For further comment or information, media should contact Humanists UK Director of Public Affairs and Policy Richy Thompson at press@humanists.uk or phone 0203 675 0959.

Humanists UK is the national charity working on behalf of non-religious people. Powered by over 120,000 members and supporters, we advance free thinking and promote humanism to create a tolerant society where rational thinking and kindness prevail. We provide ceremonies, pastoral care, education, and support services benefitting over a million people every year and our campaigns advance humanist thinking on ethical issues, human rights, and equal treatment for all.

Reports of the All-Party Parliamentary Humanist Group

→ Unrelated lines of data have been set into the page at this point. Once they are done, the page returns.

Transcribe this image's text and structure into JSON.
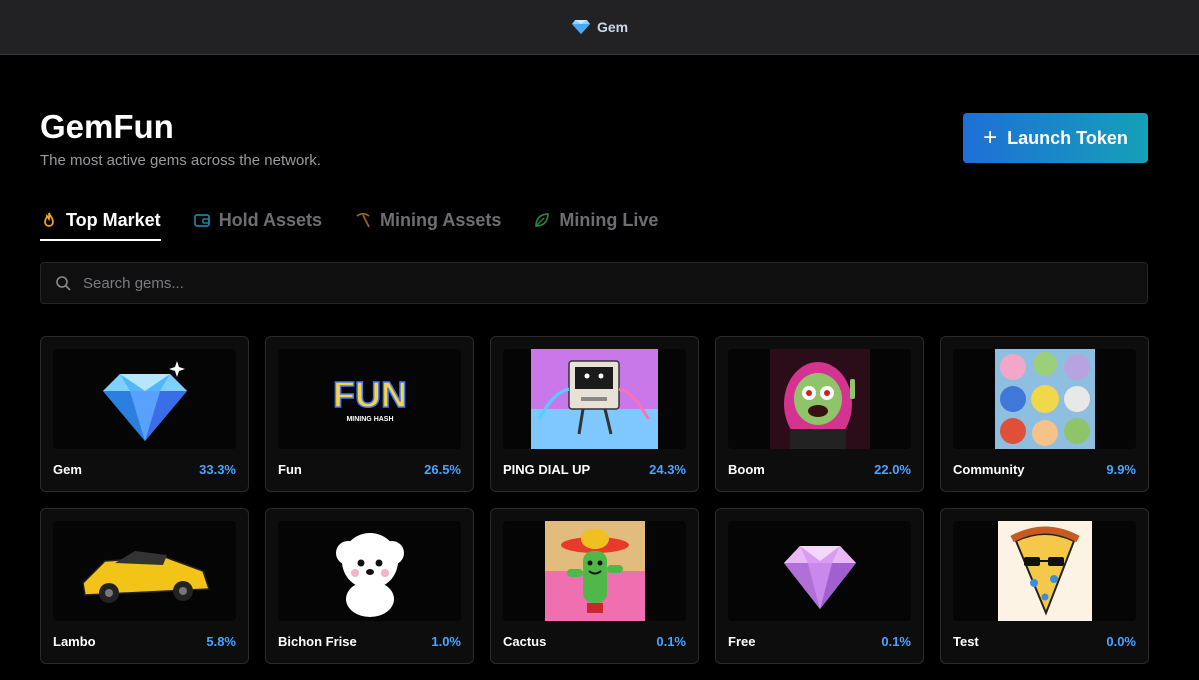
{
  "topbar": {
    "brand": "Gem",
    "icon": "diamond-icon"
  },
  "header": {
    "title": "GemFun",
    "subtitle": "The most active gems across the network.",
    "launch_label": "Launch Token"
  },
  "tabs": [
    {
      "label": "Top Market",
      "icon": "flame-icon",
      "active": true
    },
    {
      "label": "Hold Assets",
      "icon": "wallet-icon",
      "active": false
    },
    {
      "label": "Mining Assets",
      "icon": "pickaxe-icon",
      "active": false
    },
    {
      "label": "Mining Live",
      "icon": "leaf-icon",
      "active": false
    }
  ],
  "search": {
    "placeholder": "Search gems...",
    "value": ""
  },
  "gems": [
    {
      "name": "Gem",
      "percent": "33.3%"
    },
    {
      "name": "Fun",
      "percent": "26.5%",
      "image_text": "FUN",
      "image_subtext": "MINING HASH"
    },
    {
      "name": "PING DIAL UP",
      "percent": "24.3%"
    },
    {
      "name": "Boom",
      "percent": "22.0%"
    },
    {
      "name": "Community",
      "percent": "9.9%"
    },
    {
      "name": "Lambo",
      "percent": "5.8%"
    },
    {
      "name": "Bichon Frise",
      "percent": "1.0%"
    },
    {
      "name": "Cactus",
      "percent": "0.1%"
    },
    {
      "name": "Free",
      "percent": "0.1%"
    },
    {
      "name": "Test",
      "percent": "0.0%"
    }
  ],
  "colors": {
    "accent": "#4aa3ff",
    "launch_from": "#1f6fd6",
    "launch_to": "#15a0b8"
  }
}
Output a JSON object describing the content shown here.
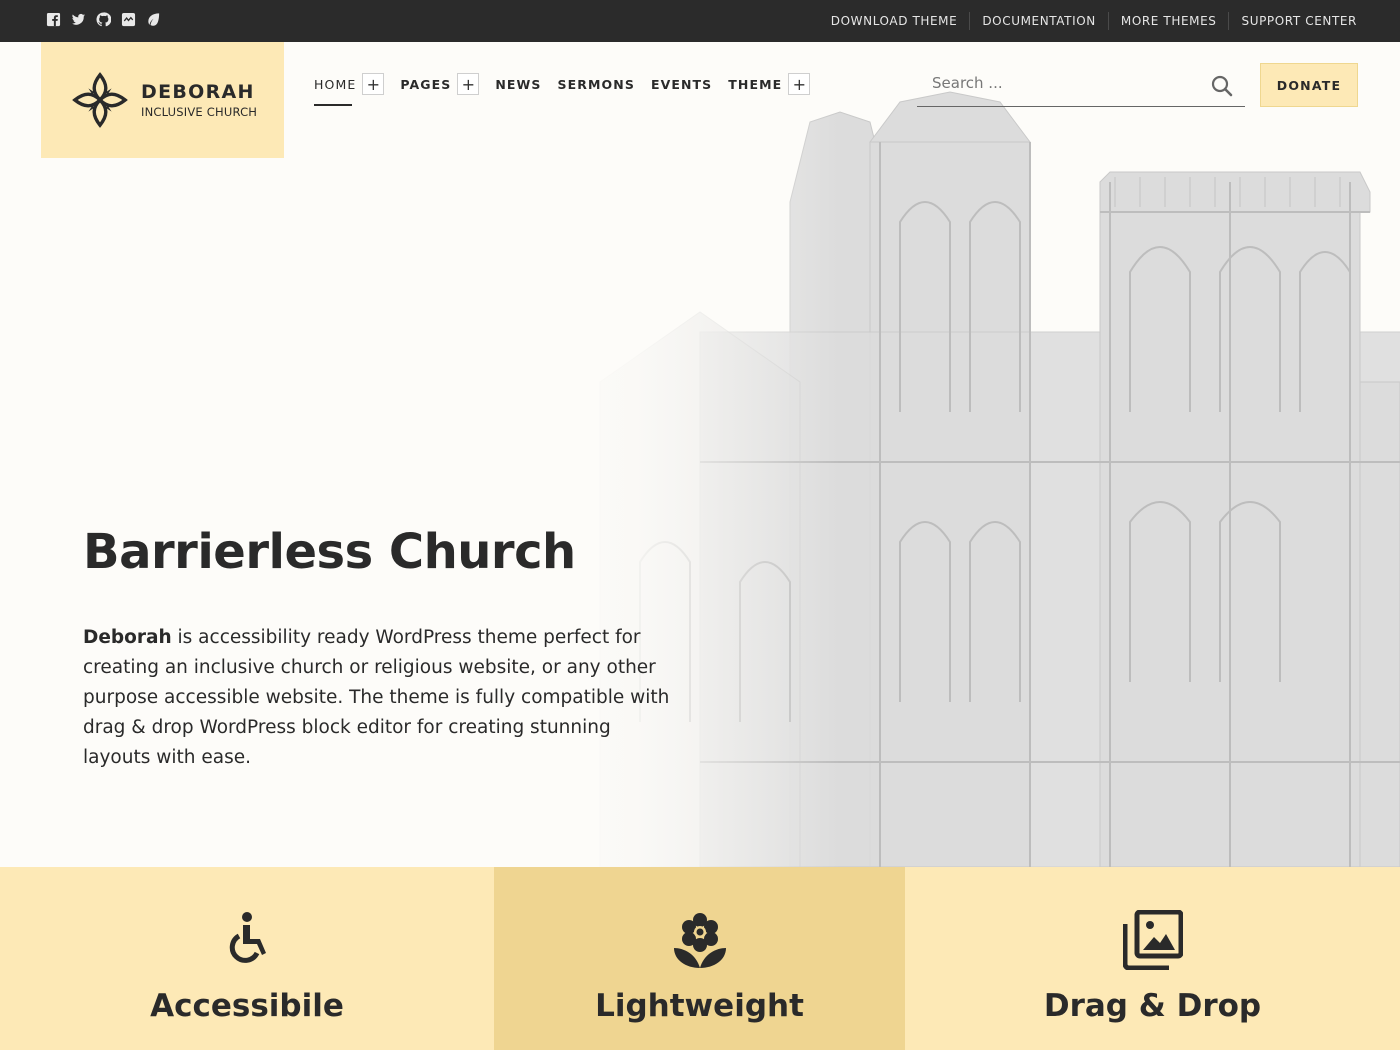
{
  "topbar": {
    "social_icons": [
      "facebook-icon",
      "twitter-icon",
      "github-icon",
      "codepen-icon",
      "leaf-icon"
    ],
    "links": [
      "DOWNLOAD THEME",
      "DOCUMENTATION",
      "MORE THEMES",
      "SUPPORT CENTER"
    ]
  },
  "header": {
    "logo_name": "DEBORAH",
    "logo_tagline": "INCLUSIVE CHURCH",
    "nav": [
      {
        "label": "HOME",
        "has_submenu": true,
        "active": true
      },
      {
        "label": "PAGES",
        "has_submenu": true
      },
      {
        "label": "NEWS",
        "has_submenu": false
      },
      {
        "label": "SERMONS",
        "has_submenu": false
      },
      {
        "label": "EVENTS",
        "has_submenu": false
      },
      {
        "label": "THEME",
        "has_submenu": true
      }
    ],
    "submenu_toggle": "+",
    "search_placeholder": "Search ...",
    "donate_label": "DONATE"
  },
  "hero": {
    "title": "Barrierless Church",
    "desc_bold": "Deborah",
    "desc_rest": " is accessibility ready WordPress theme perfect for creating an inclusive church or religious website, or any other purpose accessible website. The theme is fully compatible with drag & drop WordPress block editor for creating stunning layouts with ease."
  },
  "features": [
    {
      "title": "Accessibile",
      "icon": "wheelchair-icon"
    },
    {
      "title": "Lightweight",
      "icon": "flower-icon"
    },
    {
      "title": "Drag & Drop",
      "icon": "images-icon"
    }
  ],
  "colors": {
    "topbar": "#2b2b2b",
    "accent_light": "#fde9b6",
    "accent_mid": "#efd591",
    "text": "#2a2a2a"
  }
}
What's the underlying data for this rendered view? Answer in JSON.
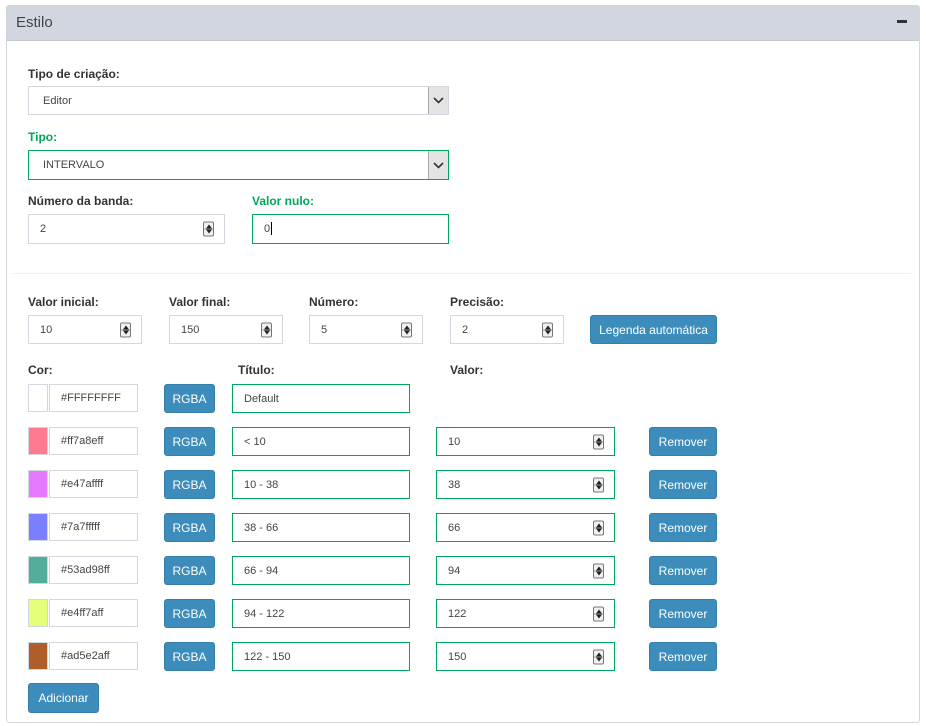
{
  "panel": {
    "title": "Estilo",
    "collapse_icon": "minus-icon"
  },
  "tipo_criacao": {
    "label": "Tipo de criação:",
    "value": "Editor"
  },
  "tipo": {
    "label": "Tipo:",
    "value": "INTERVALO"
  },
  "numero_banda": {
    "label": "Número da banda:",
    "value": "2"
  },
  "valor_nulo": {
    "label": "Valor nulo:",
    "value": "0"
  },
  "auto": {
    "valor_inicial": {
      "label": "Valor inicial:",
      "value": "10"
    },
    "valor_final": {
      "label": "Valor final:",
      "value": "150"
    },
    "numero": {
      "label": "Número:",
      "value": "5"
    },
    "precisao": {
      "label": "Precisão:",
      "value": "2"
    },
    "legend_button": "Legenda automática"
  },
  "table": {
    "headers": {
      "cor": "Cor:",
      "titulo": "Título:",
      "valor": "Valor:"
    },
    "rgba_label": "RGBA",
    "remove_label": "Remover",
    "rows": [
      {
        "swatch": "#FFFFFF",
        "color": "#FFFFFFFF",
        "title": "Default",
        "value": null
      },
      {
        "swatch": "#ff7a8e",
        "color": "#ff7a8eff",
        "title": "< 10",
        "value": "10"
      },
      {
        "swatch": "#e47aff",
        "color": "#e47affff",
        "title": "10 - 38",
        "value": "38"
      },
      {
        "swatch": "#7a7fff",
        "color": "#7a7fffff",
        "title": "38 - 66",
        "value": "66"
      },
      {
        "swatch": "#53ad98",
        "color": "#53ad98ff",
        "title": "66 - 94",
        "value": "94"
      },
      {
        "swatch": "#e4ff7a",
        "color": "#e4ff7aff",
        "title": "94 - 122",
        "value": "122"
      },
      {
        "swatch": "#ad5e2a",
        "color": "#ad5e2aff",
        "title": "122 - 150",
        "value": "150"
      }
    ]
  },
  "add_button": "Adicionar",
  "colors": {
    "accent": "#3c8dbc",
    "success": "#00a65a",
    "header_bg": "#d2d6de"
  }
}
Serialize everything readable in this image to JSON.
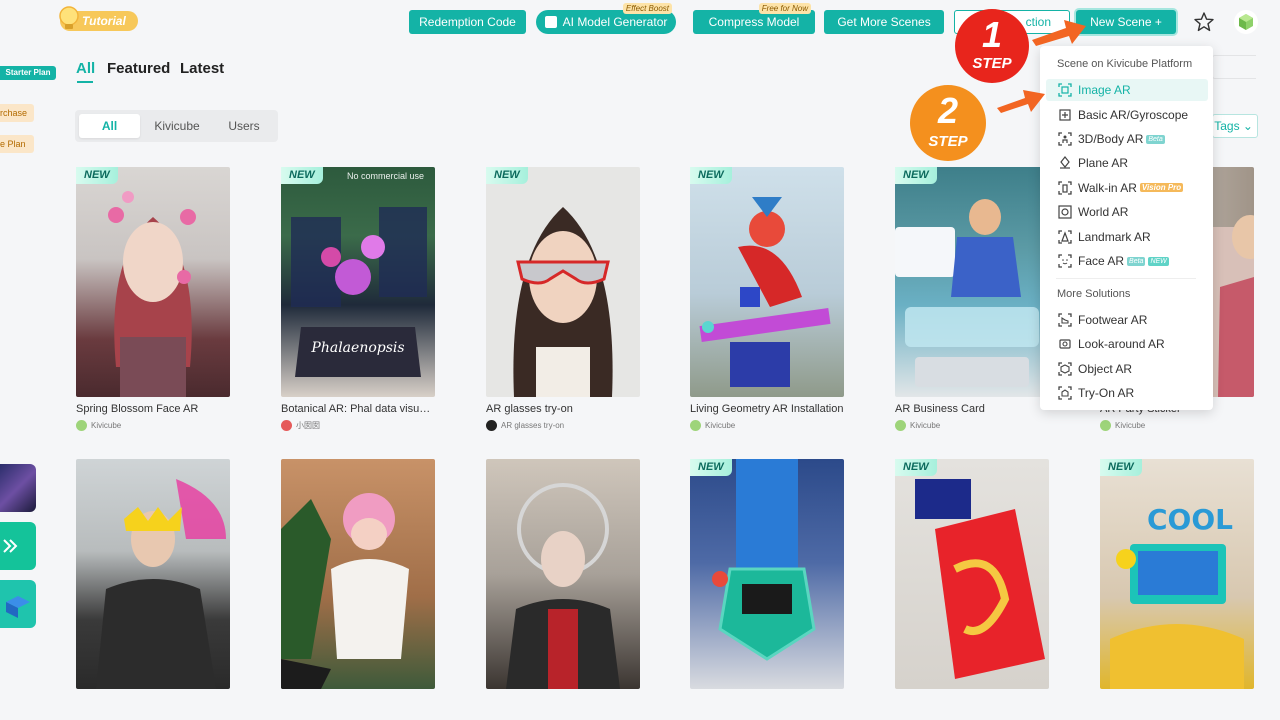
{
  "header": {
    "tutorial_label": "Tutorial",
    "redemption_label": "Redemption Code",
    "ai_model_label": "AI Model Generator",
    "ai_model_tag": "Effect Boost",
    "compress_label": "Compress Model",
    "compress_tag": "Free for Now",
    "more_scenes_label": "Get More Scenes",
    "collection_label": "ction",
    "new_scene_label": "New Scene +"
  },
  "sidebar": {
    "starter_plan": "Starter Plan",
    "purchase": "rchase",
    "plan": "e Plan"
  },
  "tabs": {
    "all": "All",
    "featured": "Featured",
    "latest": "Latest"
  },
  "segment": {
    "all": "All",
    "kivicube": "Kivicube",
    "users": "Users"
  },
  "tags_label": "Tags ⌄",
  "badges": {
    "new": "NEW",
    "no_commercial": "No commercial use"
  },
  "cards": [
    {
      "title": "Spring Blossom Face AR",
      "author": "Kivicube"
    },
    {
      "title": "Botanical AR: Phal data visualization",
      "author": "小囡囡"
    },
    {
      "title": "AR glasses try-on",
      "author": "AR glasses try-on"
    },
    {
      "title": "Living Geometry AR Installation",
      "author": "Kivicube"
    },
    {
      "title": "AR Business Card",
      "author": "Kivicube"
    },
    {
      "title": "AR Party Sticker",
      "author": "Kivicube"
    }
  ],
  "dropdown": {
    "section1": "Scene on Kivicube Platform",
    "items": [
      {
        "label": "Image AR"
      },
      {
        "label": "Basic AR/Gyroscope"
      },
      {
        "label": "3D/Body AR",
        "badge": "Beta"
      },
      {
        "label": "Plane AR"
      },
      {
        "label": "Walk-in AR",
        "badge": "Vision Pro"
      },
      {
        "label": "World AR"
      },
      {
        "label": "Landmark AR"
      },
      {
        "label": "Face AR",
        "badge": "Beta",
        "badge2": "NEW"
      }
    ],
    "section2": "More Solutions",
    "more": [
      {
        "label": "Footwear AR"
      },
      {
        "label": "Look-around AR"
      },
      {
        "label": "Object AR"
      },
      {
        "label": "Try-On AR"
      }
    ]
  },
  "steps": {
    "step1_num": "1",
    "step2_num": "2",
    "step_word": "STEP"
  },
  "colors": {
    "accent": "#14b3a6",
    "step1": "#e8251c",
    "step2": "#f4901e",
    "arrow": "#f26522"
  }
}
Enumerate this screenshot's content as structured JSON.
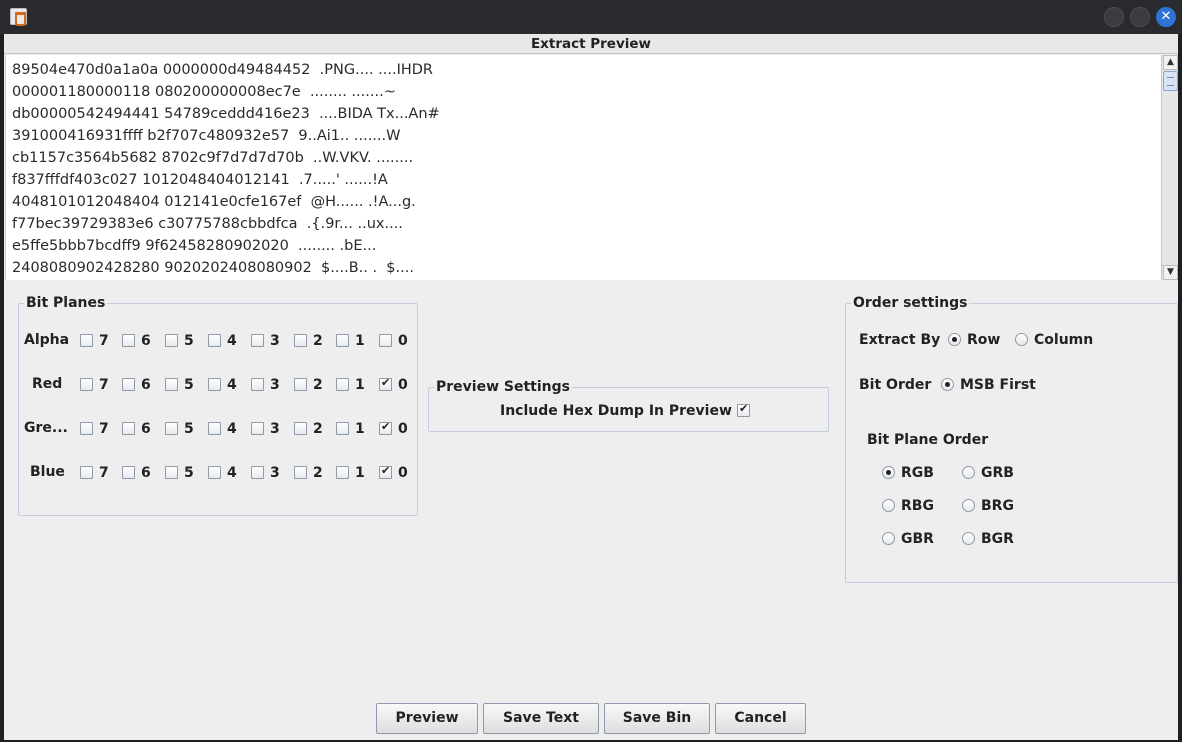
{
  "window": {
    "title": "",
    "preview_header": "Extract Preview"
  },
  "preview": {
    "lines": [
      "89504e470d0a1a0a 0000000d49484452  .PNG.... ....IHDR",
      "000001180000118 080200000008ec7e  ........ .......~",
      "db00000542494441 54789ceddd416e23  ....BIDA Tx...An#",
      "391000416931ffff b2f707c480932e57  9..Ai1.. .......W",
      "cb1157c3564b5682 8702c9f7d7d7d70b  ..W.VKV. ........",
      "f837fffdf403c027 1012048404012141  .7.....' ......!A",
      "4048101012048404 012141e0cfe167ef  @H...... .!A...g.",
      "f77bec39729383e6 c30775788cbbdfca  .{.9r... ..ux....",
      "e5ffe5bbb7bcdff9 9f62458280902020  ........ .bE...  ",
      "2408080902428280 9020202408080902  $....B.. .  $...."
    ]
  },
  "bit_planes": {
    "title": "Bit Planes",
    "bits": [
      "7",
      "6",
      "5",
      "4",
      "3",
      "2",
      "1",
      "0"
    ],
    "rows": [
      {
        "label": "Alpha",
        "checked": [
          false,
          false,
          false,
          false,
          false,
          false,
          false,
          false
        ]
      },
      {
        "label": "Red",
        "checked": [
          false,
          false,
          false,
          false,
          false,
          false,
          false,
          true
        ]
      },
      {
        "label": "Gre...",
        "checked": [
          false,
          false,
          false,
          false,
          false,
          false,
          false,
          true
        ]
      },
      {
        "label": "Blue",
        "checked": [
          false,
          false,
          false,
          false,
          false,
          false,
          false,
          true
        ]
      }
    ]
  },
  "preview_settings": {
    "title": "Preview Settings",
    "hex_dump_label": "Include Hex Dump In Preview",
    "hex_dump_checked": true
  },
  "order_settings": {
    "title": "Order settings",
    "extract_by_label": "Extract By",
    "extract_by_options": [
      "Row",
      "Column"
    ],
    "extract_by_selected": "Row",
    "bit_order_label": "Bit Order",
    "bit_order_options": [
      "MSB First"
    ],
    "bit_order_selected": "MSB First",
    "bit_plane_order_label": "Bit Plane Order",
    "bit_plane_order_options": [
      "RGB",
      "GRB",
      "RBG",
      "BRG",
      "GBR",
      "BGR"
    ],
    "bit_plane_order_selected": "RGB"
  },
  "buttons": {
    "preview": "Preview",
    "save_text": "Save Text",
    "save_bin": "Save Bin",
    "cancel": "Cancel"
  }
}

Humanists UK is secretariat to the All-Party Parliamentary Humanist Group (APPHG), a group of MPs and peers who meet to discuss humanist issues and support many of the same causes we do. We provide administrative support and policy expertise to the group’s own research work. Some of the APPHG’s published reports are collected below.

Any Lawful Impediment?

The All-Party Parliamentary Humanist Group published this report on its inquiry into delays legalising humanist marriage in England and Wales.

Time for Reflection

The All-Party Parliamentary Humanist Group examined the treatment of religion or belief in the UK Parliament, including practices like appointing bishops to the House of Lords and use of ‘prayer cards’.